Allegheny County Jail

Allegheny County Jail officials are reviewing how they provide medical care to better allocate resources.

The shared interdisciplinary patient care program, announced today by Superintendent Orlando Harper, began earlier this week shortly after the university-led survey found high levels of dissatisfaction with health care services among people in prison.

The University of Pittsburgh School of Social Work conducted a survey of inmates in 2021 and released the results in July. 66% of respondents expressed dissatisfaction with medical care in the pre-trial detention center. Common themes in the open-ended responses included long wait times for medical care, problems obtaining medication, not receiving adequate treatment, and problems with dental care.

The new interdisciplinary patient care program has a team of health professionals assigned to each level of the facility, rather than operating from a centralized location.

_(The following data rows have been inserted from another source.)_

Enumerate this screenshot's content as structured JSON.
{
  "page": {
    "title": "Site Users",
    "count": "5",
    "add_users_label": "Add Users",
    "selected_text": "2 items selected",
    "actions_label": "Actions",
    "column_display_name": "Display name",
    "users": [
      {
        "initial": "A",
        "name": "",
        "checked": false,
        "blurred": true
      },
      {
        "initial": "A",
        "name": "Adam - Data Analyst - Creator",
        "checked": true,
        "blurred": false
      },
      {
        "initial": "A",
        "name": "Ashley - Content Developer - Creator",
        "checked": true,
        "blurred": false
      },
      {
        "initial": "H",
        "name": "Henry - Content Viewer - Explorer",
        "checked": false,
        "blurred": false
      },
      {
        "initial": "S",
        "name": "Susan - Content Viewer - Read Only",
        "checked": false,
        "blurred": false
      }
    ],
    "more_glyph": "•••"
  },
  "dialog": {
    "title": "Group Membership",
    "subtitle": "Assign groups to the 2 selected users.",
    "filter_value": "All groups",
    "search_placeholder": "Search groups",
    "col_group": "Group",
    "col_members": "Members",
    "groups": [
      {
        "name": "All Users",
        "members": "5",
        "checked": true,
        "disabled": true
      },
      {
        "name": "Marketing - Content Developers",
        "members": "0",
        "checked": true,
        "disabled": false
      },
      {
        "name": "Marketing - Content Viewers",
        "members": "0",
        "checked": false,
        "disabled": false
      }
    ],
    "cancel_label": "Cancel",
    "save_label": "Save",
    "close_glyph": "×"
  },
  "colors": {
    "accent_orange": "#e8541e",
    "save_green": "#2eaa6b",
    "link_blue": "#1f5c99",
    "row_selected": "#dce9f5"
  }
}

This change is designed to ensure continuity of care, reduce wait times and better coordinate clinical needs.

The teams are made up of county-hired medical practitioners and Allegheny health care providers under a contract between the jail and AHN. Each includes a physical health provider and a behavioral health provider from AHN, as well as a licensed practical nurse, a mental health professional and a corrections officer from the county.

“We’ve brought staff together to determine the most efficient way to serve patients, ensure rapid access to care and make sure problems are resolved as quickly as possible,” said Dr. Ashley Brinkman, the jail’s health administrator. “We have found very successful results and positive feedback from both our staff and our patients.”

The pilot program has been in place since August, and its success has led to a recent expansion to all levels of the facility, prison officials say.

The program is modeled after an outpatient medical facility, where providers assess people’s physical health care needs, according to a news release. If serious health problems arise, people are seen at the prison medical clinic on the same day. Administrators and staff hold weekly meetings to provide feedback and collect data.

The jail says the program will streamline the way health care is delivered to increase speed and efficiency, maximize the use of resources, create stronger provider-patient relationships and improve patient outcomes.

“We know that many people who are incarcerated have not had regular access to health care, which makes the services provided in the jail even more important to their safety,” Harper said. “This new approach to correctional health care at our facility, supported by our medical staff, will benefit everyone in our custody.”